■ TASK ■
What number of lines in the data below contain the string "JSON"? Answer with that number alone.

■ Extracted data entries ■
-------

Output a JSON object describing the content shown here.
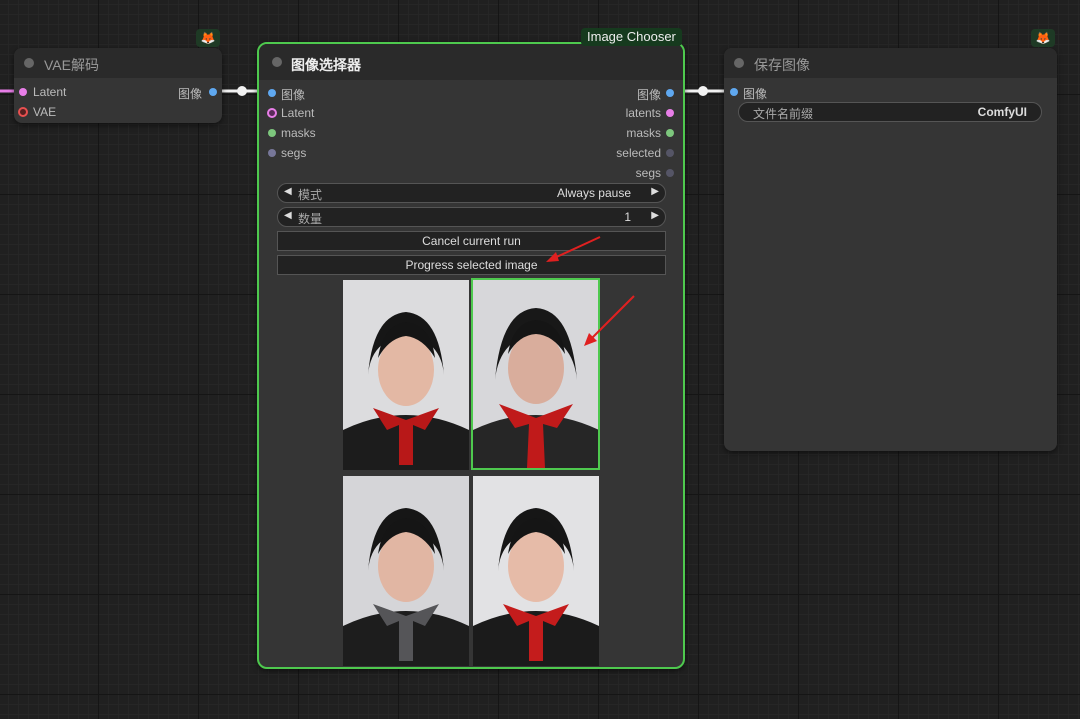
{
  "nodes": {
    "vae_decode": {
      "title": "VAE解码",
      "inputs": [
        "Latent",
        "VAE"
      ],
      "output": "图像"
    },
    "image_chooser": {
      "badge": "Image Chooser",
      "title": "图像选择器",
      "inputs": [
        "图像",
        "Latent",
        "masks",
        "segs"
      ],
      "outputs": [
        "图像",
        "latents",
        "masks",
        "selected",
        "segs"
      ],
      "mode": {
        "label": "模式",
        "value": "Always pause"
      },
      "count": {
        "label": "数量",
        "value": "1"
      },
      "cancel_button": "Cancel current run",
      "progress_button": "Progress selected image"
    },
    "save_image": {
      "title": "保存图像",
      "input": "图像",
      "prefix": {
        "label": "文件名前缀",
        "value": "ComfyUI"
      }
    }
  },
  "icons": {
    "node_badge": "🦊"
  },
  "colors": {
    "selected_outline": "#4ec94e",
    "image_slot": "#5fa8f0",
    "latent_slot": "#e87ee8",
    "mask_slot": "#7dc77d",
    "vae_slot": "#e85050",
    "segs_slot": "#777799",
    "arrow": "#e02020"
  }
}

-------

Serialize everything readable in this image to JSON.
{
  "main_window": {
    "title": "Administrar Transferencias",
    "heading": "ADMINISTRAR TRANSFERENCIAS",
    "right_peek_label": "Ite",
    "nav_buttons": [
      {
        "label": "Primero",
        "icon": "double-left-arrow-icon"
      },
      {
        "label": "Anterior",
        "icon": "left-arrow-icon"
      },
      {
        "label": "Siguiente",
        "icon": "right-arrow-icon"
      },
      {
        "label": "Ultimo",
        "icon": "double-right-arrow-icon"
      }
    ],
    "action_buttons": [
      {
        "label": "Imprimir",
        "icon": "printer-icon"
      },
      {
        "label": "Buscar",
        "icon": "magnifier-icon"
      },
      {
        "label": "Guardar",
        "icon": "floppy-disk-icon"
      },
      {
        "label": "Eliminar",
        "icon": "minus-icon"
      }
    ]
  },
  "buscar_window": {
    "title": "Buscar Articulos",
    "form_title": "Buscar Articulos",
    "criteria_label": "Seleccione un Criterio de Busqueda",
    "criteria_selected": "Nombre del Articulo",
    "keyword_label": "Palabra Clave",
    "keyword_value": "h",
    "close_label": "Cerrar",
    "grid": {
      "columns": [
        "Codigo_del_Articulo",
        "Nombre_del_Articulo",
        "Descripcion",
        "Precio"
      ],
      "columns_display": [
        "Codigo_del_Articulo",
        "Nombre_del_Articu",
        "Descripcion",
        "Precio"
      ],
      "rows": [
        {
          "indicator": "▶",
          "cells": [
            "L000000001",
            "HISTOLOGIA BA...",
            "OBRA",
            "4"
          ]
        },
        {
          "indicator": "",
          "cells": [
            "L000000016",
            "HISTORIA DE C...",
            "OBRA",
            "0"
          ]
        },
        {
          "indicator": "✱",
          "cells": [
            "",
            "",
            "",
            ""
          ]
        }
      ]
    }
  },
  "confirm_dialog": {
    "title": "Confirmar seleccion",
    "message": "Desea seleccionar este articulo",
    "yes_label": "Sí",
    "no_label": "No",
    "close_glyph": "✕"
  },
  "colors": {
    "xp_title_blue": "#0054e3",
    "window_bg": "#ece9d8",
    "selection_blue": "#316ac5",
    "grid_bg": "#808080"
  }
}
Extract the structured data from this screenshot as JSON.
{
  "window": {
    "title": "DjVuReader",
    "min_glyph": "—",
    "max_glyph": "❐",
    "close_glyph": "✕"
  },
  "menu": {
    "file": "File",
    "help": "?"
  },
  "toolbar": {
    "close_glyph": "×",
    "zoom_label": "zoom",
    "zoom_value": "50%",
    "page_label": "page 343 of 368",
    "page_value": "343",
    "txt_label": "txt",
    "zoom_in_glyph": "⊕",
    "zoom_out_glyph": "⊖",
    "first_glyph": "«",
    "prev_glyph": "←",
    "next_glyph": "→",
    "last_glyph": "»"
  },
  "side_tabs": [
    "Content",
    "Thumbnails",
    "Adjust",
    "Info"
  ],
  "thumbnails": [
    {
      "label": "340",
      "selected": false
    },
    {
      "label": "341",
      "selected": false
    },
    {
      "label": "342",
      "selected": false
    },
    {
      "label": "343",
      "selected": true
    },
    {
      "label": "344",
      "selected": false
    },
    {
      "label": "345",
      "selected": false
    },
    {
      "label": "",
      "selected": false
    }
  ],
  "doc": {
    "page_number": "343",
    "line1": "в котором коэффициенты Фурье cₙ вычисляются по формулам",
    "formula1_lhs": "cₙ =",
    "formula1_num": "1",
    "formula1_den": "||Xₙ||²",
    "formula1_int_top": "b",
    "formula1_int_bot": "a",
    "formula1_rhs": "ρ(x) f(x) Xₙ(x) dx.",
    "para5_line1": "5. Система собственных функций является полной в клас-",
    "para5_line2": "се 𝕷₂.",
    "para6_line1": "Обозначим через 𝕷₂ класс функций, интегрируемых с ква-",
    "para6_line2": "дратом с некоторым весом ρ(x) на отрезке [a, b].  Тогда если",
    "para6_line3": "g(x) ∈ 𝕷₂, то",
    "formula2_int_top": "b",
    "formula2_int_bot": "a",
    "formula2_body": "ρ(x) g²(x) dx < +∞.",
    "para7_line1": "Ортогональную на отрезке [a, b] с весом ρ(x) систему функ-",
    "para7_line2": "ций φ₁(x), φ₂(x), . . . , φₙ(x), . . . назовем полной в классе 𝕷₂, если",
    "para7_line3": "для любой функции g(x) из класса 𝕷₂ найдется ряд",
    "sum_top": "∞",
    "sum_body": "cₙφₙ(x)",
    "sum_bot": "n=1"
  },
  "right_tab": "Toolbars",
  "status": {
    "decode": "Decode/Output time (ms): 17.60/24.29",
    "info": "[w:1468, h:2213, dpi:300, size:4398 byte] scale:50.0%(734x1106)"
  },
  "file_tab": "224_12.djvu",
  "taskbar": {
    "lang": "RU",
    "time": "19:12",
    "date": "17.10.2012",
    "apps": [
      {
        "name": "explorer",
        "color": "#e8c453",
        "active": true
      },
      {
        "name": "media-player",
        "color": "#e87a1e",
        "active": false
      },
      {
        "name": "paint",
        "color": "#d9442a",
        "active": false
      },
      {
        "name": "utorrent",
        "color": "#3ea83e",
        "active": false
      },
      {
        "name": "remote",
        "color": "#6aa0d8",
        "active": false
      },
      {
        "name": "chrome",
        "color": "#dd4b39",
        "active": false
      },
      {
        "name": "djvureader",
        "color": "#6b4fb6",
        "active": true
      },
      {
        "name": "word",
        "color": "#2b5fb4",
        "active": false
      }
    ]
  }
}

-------

■ OUTPUT ■
3